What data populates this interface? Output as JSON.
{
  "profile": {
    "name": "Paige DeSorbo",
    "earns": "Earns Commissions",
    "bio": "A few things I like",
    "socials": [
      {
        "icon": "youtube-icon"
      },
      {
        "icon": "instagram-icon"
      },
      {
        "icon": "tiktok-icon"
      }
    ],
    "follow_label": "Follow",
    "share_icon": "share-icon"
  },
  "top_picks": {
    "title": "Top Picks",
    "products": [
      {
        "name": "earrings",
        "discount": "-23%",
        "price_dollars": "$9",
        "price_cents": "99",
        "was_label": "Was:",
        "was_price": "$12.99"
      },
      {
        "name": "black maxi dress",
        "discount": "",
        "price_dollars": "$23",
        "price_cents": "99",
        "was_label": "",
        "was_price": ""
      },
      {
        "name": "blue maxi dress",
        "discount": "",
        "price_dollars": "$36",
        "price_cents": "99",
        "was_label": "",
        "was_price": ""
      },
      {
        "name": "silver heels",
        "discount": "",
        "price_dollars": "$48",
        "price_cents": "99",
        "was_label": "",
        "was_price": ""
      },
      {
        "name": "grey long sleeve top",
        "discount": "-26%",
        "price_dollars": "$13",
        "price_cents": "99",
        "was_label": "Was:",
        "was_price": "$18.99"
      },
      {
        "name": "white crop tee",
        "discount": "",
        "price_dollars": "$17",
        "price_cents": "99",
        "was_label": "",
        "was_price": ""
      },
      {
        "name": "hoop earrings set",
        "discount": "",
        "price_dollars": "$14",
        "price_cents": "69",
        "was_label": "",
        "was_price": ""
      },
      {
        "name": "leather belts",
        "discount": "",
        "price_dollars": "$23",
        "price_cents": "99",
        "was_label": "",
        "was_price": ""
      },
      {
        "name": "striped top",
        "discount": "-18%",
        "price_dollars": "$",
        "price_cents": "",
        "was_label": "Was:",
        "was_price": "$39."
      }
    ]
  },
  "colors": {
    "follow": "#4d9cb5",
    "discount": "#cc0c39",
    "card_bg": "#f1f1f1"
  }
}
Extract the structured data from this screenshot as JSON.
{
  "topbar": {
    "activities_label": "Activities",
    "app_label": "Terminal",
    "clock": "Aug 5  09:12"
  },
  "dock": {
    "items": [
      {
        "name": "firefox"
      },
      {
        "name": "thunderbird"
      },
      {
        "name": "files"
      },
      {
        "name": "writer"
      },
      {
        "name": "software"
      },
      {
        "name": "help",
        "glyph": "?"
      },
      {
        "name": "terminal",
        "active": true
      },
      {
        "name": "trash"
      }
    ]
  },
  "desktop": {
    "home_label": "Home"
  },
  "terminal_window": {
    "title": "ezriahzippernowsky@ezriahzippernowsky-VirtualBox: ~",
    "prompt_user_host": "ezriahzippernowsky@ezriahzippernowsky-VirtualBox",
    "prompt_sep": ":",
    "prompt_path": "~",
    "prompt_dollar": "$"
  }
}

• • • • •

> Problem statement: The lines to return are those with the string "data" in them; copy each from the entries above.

> Answer section:
What data populates this interface? Output as JSON.
Extract the structured data from this screenshot as JSON.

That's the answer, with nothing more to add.